“We have thought of ourselves all along as a community,” he said. “We have a strong core readership that stays with us.” He said taking the web and paper together, the Guardian has never been as successful as it now. Two thirds of its 13 million plus monthly unique users are outside the UK although he feels the paper hasn’t exploited the brand in the US particularly: “it just kind of happened”. He said the Guardian’s trust status means it could think more long-term about the possibilities of the web. “The web site wasn’t expected to make a profit in the short term. It is making a profit now and maybe it shouldn’t be – maybe they should be ploughing it back.”
– Keegan managed to slip in the obligatory snipe at the phrase ‘user-generated content’ (who did come up with that?): “I’m not a user, I’m a person. I’m not generating content, I’m creating.” He said the proliferation of sites from Lulu to iStockphoto to YouTube shows an underlying surge of creativity, part of this wave of consumers becoming producers.
– There were rumbles of discontent recently by journalists invited to contribute to Comment is Free, well, for free. Keegan said he’s quite happy with that because if he wrote for his own blog, only about ten people would read it.
– He’s probably not alone in hoping that MediaGuardian scraps registration soon (he can’t remember his password).
– Keegan said the Guardian is quite likely to move into video blogging down the road. “Now we’ve launched the Berliner there’s a much greater concentration on what we do next.” He quoted Rocketboom’s reported $85,000 revenue per week as a fairly juicy incentive. “I don’t think people will wade through 25 videos instead of reading the paper, but it’s a very direct way of getting at people and has a certain authority to it.”
The Guardian now doesn’t hold stories for the paper, so the city and foreign desks are now writing for the web first. That hasn’t impaired the quality of the coverage, said Keegan. Getting feedback from bloggers can add information and authority to the later version of the story that appears in the paper.

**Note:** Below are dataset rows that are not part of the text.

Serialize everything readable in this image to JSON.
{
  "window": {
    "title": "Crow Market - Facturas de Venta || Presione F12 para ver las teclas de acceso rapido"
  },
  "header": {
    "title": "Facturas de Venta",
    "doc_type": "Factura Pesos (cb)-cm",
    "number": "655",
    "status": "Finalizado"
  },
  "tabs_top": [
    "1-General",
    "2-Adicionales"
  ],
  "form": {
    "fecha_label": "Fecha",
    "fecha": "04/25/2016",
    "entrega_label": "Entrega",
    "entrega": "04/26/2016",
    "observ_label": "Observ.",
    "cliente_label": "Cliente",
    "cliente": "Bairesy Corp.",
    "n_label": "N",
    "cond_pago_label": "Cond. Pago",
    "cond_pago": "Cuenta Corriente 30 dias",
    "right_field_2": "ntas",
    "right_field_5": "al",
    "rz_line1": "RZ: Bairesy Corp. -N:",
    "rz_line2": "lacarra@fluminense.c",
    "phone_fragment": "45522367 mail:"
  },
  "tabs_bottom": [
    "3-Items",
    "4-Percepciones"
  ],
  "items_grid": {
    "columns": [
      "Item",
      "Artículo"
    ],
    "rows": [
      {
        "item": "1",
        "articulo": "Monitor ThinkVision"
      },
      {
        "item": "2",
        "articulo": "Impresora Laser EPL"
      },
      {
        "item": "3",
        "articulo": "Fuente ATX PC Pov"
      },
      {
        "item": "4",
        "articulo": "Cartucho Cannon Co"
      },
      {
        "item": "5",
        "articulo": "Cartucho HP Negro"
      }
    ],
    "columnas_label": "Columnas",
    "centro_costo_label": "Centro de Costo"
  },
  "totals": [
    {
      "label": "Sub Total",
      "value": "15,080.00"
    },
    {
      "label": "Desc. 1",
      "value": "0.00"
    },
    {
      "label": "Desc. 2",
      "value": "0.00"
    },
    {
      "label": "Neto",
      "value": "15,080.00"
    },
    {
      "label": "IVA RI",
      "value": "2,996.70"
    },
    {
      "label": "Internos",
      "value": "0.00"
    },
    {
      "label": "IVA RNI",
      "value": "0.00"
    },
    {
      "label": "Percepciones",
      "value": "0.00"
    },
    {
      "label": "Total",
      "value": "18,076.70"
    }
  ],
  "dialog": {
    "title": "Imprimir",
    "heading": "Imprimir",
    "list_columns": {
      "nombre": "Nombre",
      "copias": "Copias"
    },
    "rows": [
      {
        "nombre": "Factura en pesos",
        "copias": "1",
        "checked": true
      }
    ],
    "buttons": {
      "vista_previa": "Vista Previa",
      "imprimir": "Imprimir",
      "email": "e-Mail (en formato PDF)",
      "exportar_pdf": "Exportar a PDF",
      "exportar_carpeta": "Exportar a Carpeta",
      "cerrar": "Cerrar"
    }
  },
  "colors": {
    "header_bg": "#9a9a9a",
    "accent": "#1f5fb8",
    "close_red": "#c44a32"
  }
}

Well yes, but it’s quite remarkable that stories were still being held over the paper version anyway. Did anyone else assume that practice had been ditched ages ago?

This article originally appeared in MediaGuardian.